What you have to do
Gather every line below where "value" appears.

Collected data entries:
■ ■ ■ ■ ■ ■ ■

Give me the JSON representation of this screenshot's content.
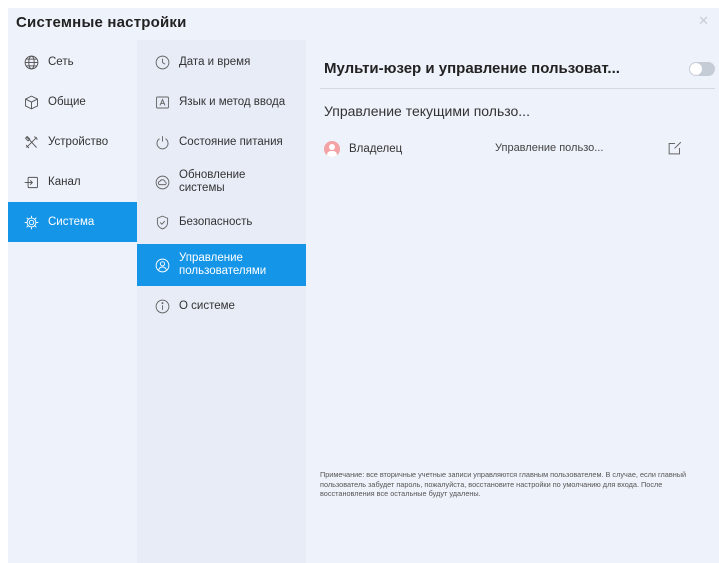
{
  "window": {
    "title": "Системные настройки",
    "close_symbol": "✕"
  },
  "nav": {
    "items": [
      {
        "label": "Сеть",
        "icon": "globe-icon"
      },
      {
        "label": "Общие",
        "icon": "cube-icon"
      },
      {
        "label": "Устройство",
        "icon": "tools-icon"
      },
      {
        "label": "Канал",
        "icon": "input-icon"
      },
      {
        "label": "Система",
        "icon": "gear-icon",
        "active": true
      }
    ]
  },
  "subnav": {
    "items": [
      {
        "label": "Дата и время",
        "icon": "clock-icon"
      },
      {
        "label": "Язык и метод ввода",
        "icon": "language-icon"
      },
      {
        "label": "Состояние питания",
        "icon": "power-icon"
      },
      {
        "label": "Обновление системы",
        "icon": "cloud-upload-icon"
      },
      {
        "label": "Безопасность",
        "icon": "shield-icon"
      },
      {
        "label": "Управление пользователями",
        "icon": "user-circle-icon",
        "active": true
      },
      {
        "label": "О системе",
        "icon": "info-icon"
      }
    ]
  },
  "panel": {
    "title": "Мульти-юзер и управление пользоват...",
    "toggle_on": false,
    "section_title": "Управление текущими пользо...",
    "user": {
      "name": "Владелец",
      "manage_label": "Управление пользо...",
      "avatar_color": "#f3a3a3"
    },
    "note": "Примечание: все вторичные учетные записи управляются главным пользователем. В случае, если главный пользователь забудет пароль, пожалуйста, восстановите настройки по умолчанию для входа. После восстановления все остальные будут удалены."
  },
  "colors": {
    "accent": "#1495e8",
    "background": "#eef2fa",
    "subnav_bg": "#e7ecf7"
  }
}
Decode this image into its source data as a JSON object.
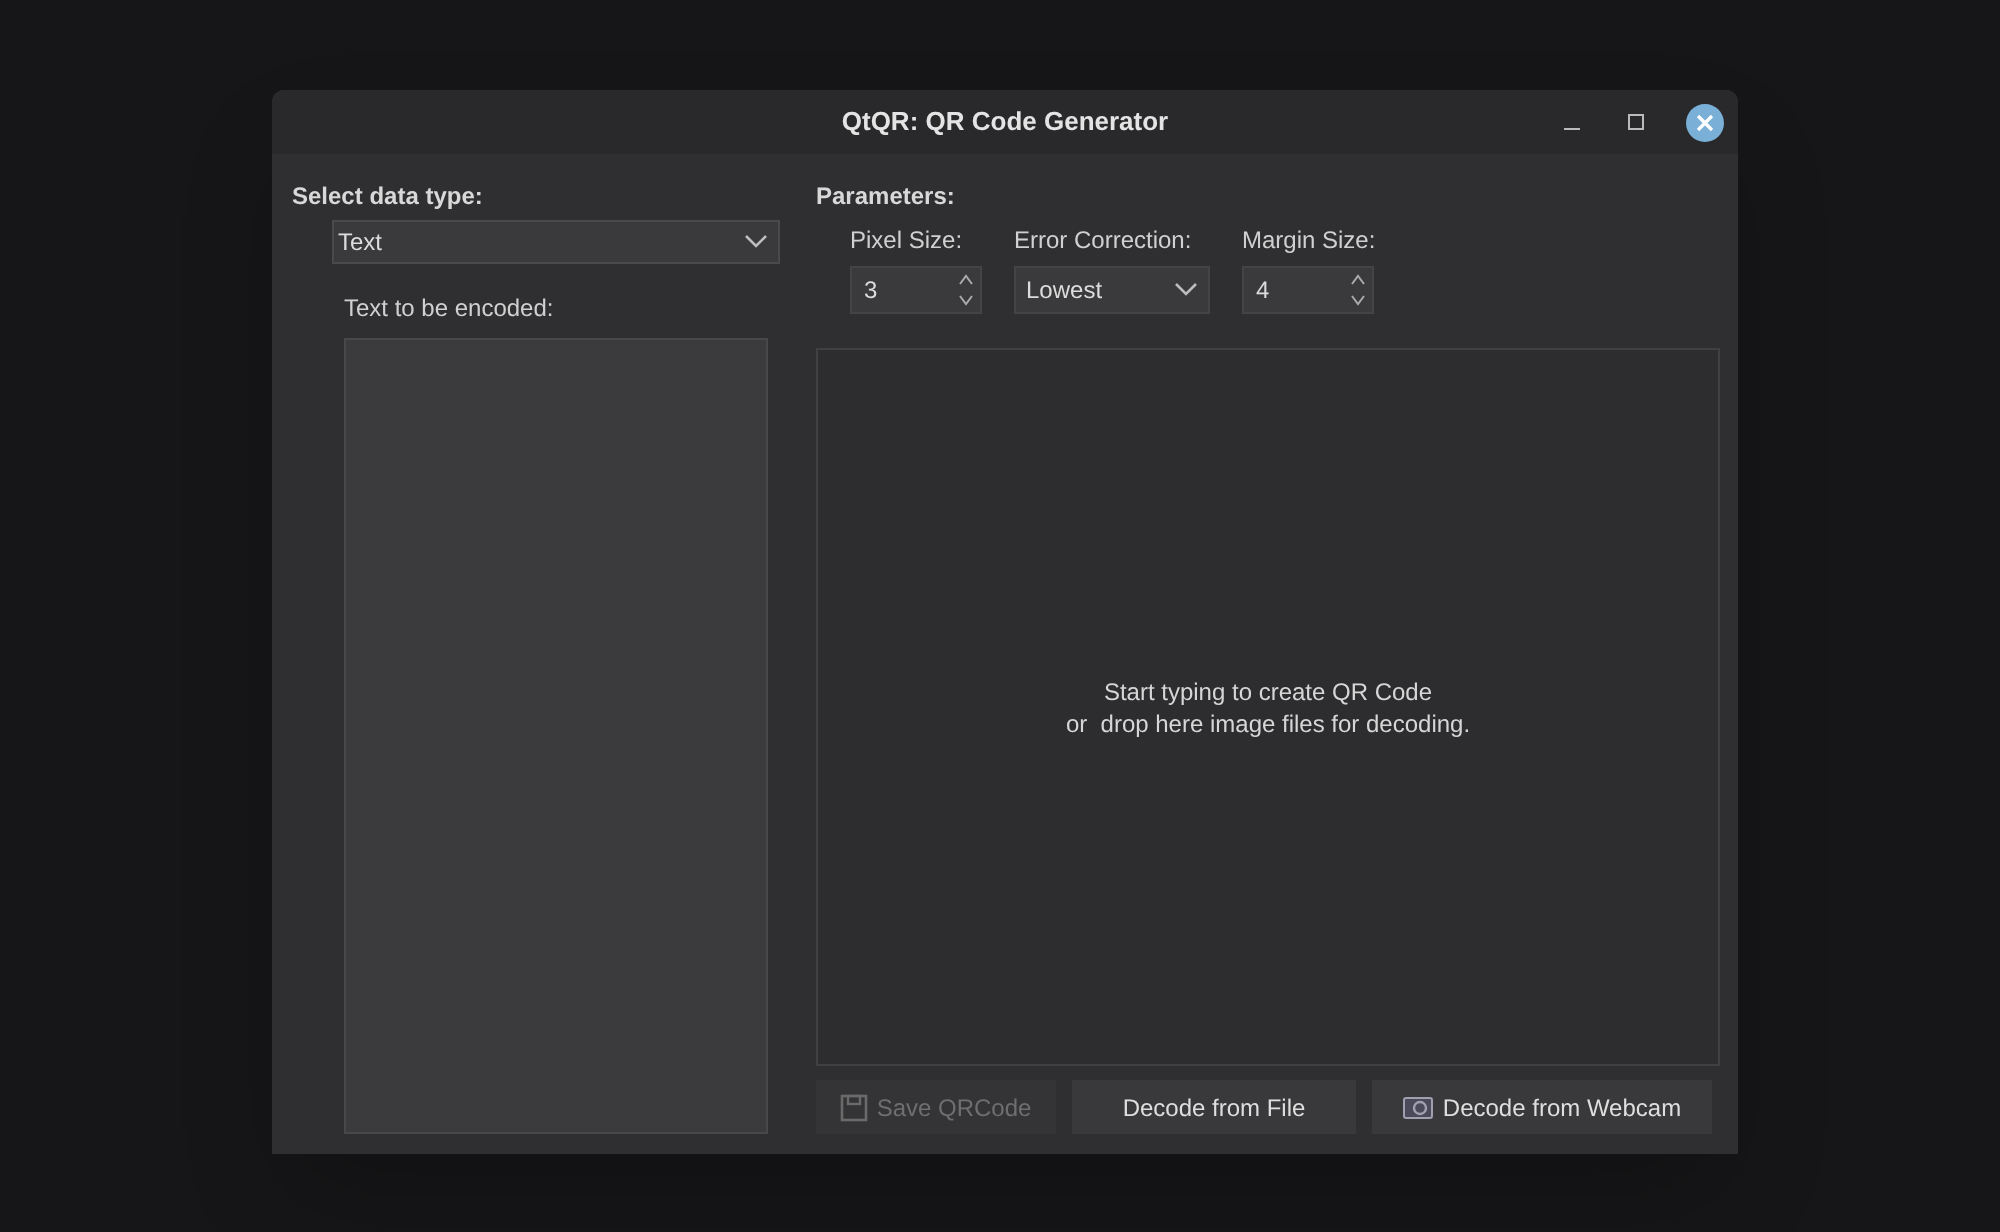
{
  "window": {
    "title": "QtQR: QR Code Generator"
  },
  "data_type": {
    "heading": "Select data type:",
    "value": "Text",
    "text_label": "Text to be encoded:"
  },
  "parameters": {
    "heading": "Parameters:",
    "fields": [
      {
        "kind": "spin",
        "label": "Pixel Size:",
        "value": "3"
      },
      {
        "kind": "select",
        "label": "Error Correction:",
        "value": "Lowest"
      },
      {
        "kind": "spin",
        "label": "Margin Size:",
        "value": "4"
      }
    ]
  },
  "preview": {
    "lines": [
      "Start typing to create QR Code",
      "or  drop here image files for decoding."
    ]
  },
  "buttons": [
    {
      "kind": "save",
      "label": "Save QRCode",
      "disabled": true
    },
    {
      "kind": "file",
      "label": "Decode from File",
      "disabled": false
    },
    {
      "kind": "webcam",
      "label": "Decode from Webcam",
      "disabled": false
    }
  ]
}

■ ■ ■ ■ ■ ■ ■

Solved exercise
    "value": "Text",
        "value": "3"
        "value": "Lowest"
        "value": "4"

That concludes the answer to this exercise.